Posts tagged ‘latino film’
Whether you are new toThe trinidad & Tobago Film Festival (TTFF) or have become a regular, here is what you need to know to get the most from your festival experience. Panels will comprise local and international experienced and accomplished industry specialists and filmmakers.
The People’s Choice award
The public will get the opportunity to choose the winners of three awards—Best Short Film, Best Dramatic Feature and Best Documentary Film. This year all the awards carry cash prizes. Members of the public are asked to also fill in answers to the simple questions at the back of the People’s Choice award forms so that the organisers of the festival could become more familiar with their audience.

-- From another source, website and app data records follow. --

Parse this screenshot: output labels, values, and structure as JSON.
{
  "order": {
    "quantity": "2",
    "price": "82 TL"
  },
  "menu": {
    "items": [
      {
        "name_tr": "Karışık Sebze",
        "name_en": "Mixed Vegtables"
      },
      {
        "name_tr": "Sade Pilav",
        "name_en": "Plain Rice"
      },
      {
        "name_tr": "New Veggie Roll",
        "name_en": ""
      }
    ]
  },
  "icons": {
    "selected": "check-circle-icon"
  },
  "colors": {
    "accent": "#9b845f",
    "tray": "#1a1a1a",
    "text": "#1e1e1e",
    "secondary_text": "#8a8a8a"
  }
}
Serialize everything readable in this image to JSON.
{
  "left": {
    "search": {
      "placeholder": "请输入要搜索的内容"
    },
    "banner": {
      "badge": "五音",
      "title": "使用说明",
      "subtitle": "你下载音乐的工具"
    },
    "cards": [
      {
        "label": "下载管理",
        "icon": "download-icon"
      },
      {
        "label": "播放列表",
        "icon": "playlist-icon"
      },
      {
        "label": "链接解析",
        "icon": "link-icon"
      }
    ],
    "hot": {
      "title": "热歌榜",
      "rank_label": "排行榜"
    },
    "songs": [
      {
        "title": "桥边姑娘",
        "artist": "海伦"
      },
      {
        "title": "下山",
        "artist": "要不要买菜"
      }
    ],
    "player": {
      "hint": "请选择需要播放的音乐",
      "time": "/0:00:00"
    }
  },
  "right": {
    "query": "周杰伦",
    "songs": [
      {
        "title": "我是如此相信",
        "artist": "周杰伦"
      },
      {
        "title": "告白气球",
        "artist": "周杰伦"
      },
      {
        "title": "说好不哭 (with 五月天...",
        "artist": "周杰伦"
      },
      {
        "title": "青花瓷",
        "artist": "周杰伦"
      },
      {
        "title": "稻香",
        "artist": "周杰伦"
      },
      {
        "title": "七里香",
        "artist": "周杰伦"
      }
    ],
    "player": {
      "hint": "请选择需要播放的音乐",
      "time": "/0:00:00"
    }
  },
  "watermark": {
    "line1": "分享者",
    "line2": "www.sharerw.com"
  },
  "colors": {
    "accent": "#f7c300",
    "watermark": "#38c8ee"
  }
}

Last year the TTFF started a heritage focus initiative with the screening of a selection of films from India. This year the initiative will continue with a number of films from Africa. Indigenous African cinema has mushroomed in recent years. The festival will be showing a number of films from the Zanzibar International Film Festival, (more…)
Be transported to South America, as the Filmar Latin American Film Festival returns to Geneva this year to showcase the best in both classic and contemporary Latin American Cinema. Screening at cinemas and theatres around Geneva, but mostly at the grand Art Deco Alhambra Theatre, the Filmar Latin American Film Festival spans the gambit of Latin American film. From drama to comedy to thrillers and romance, all films are screened in their original language and shown with French subtitles. Film discussions and talks with the directors are also on the bill.
Paraiso/Paradise (Peru, 2009)
Starring Yiliana Chong, Gabriela Tello and Joaquín Ventura
Directed by Hector Galvez
In the dry, dusty slums just outside of Lima, Peru, five friends attempt to make a future for themselves after the murder of one of their own by a rival gang. Their options, the military, university or a job with a traveling circus, all come with an obstacle that’s difficult to overcome.
Although the story could be anybody’s story in any town’s slum, Galvez introduces the audience to the harsh reality of the Peruvian condition, and how its poorer residents have dealt with the aftermath of terrorist invasions that plague the region. Galvez has the viewers focus on a twisted tree that grows in the midst of the arid terrain where these kids live; an obvious metaphor for the kids themselves. “How can it still grow?” asks one of the friends. How, indeed.
I can’t say that I was moved by the film or the performances, but the saving grace was that (more…)
National Gallery of Art Celebrates Hispanic Heritage Month with Concert, Films, and Spanish-Language Offerings
Film still from Alamar (Pedro González-Rubio, 2010, 35 mm, Spanish with subtitles, 73 minutes), to be shown at the National Gallery of Art on Saturday, September 18, as part of the GenMex: A New Generation of Cine Mexicano film series.
As Hispanic Heritage Month is observed from September 15 to October 15, 2010, the National Gallery of Art presents an array of offerings honoring this rich and diverse cultural legacy. (more…)
The San Diego Latino Film Festival (SDLFF) now in its 18th year, has grown to be one of the largest film festivals on the west coast and with over 205,000 past attendees, and growing, the San Diego Latino Film Festival is amongst the largest Latino film festivals in the world. Dedicated to the works of Latinos/Latinas and/or about the Latino experience, this annual celebration of Latino cinematic heritage continues to bring together the best in Latin Hollywood with the world’s biggest Latin-American stars. More than just the biggest San Diego Latin event of the year, the San Diego Latino Film Festival strives to focus attention to and about the local Latino community, national issues, and international trends that impact the Latino/Hispano community locally and throughout the world.
El Vuelco del Cangrejo/Crab Trap (Columbia, 2009)
Starring Arnobio Salazar Rivas and Rodrigo Vélez
Directed by Oscar Ruiz Navia
What can only be called as a cinematographer’s wet dream, “Crab Trap” (described as a weaving of documentary and fiction) is certainly a feast for the eyes. Each shot is like a still life portrait that hangs in your favorite art museum. The light is caught just right. The subjects of the photographs emote for the camera. The viewer thinks, “I want to be there, in that picture.”
But “Crab Trap” isn’t a portrait hanging in the Met, it’s supposed to be a film, ‘moving pictures’ that tell a compelling story about characters you love or love to hate. Unfortunately Navia directs the cinematic equivalent of a really pretty girl with no smarts- so nice to look at but you’d rather she didn’t speak. The film claims to be about the everyday life of the jungle village in La Barra, Columbia, and that it is. But I was left wondering, “What about La Barra? What are you trying to tell me? What is the point of your story?” (more…)
New York City International Film Festival (NYCIFF) will celebrate the 200th Anniversary of Argentina showcasing five films by Argentine independent filmmakers.
Tuesday, August 17, at 10:00 am to 9:30 pm
About the Films:
Luna de Avellaneda, also known as Avellaneda’s Moon in English, is an Argentine feature film directed by Juan Jose Campanella, winner of 2009 Best Director Oscar Foreign Language Film award (more…)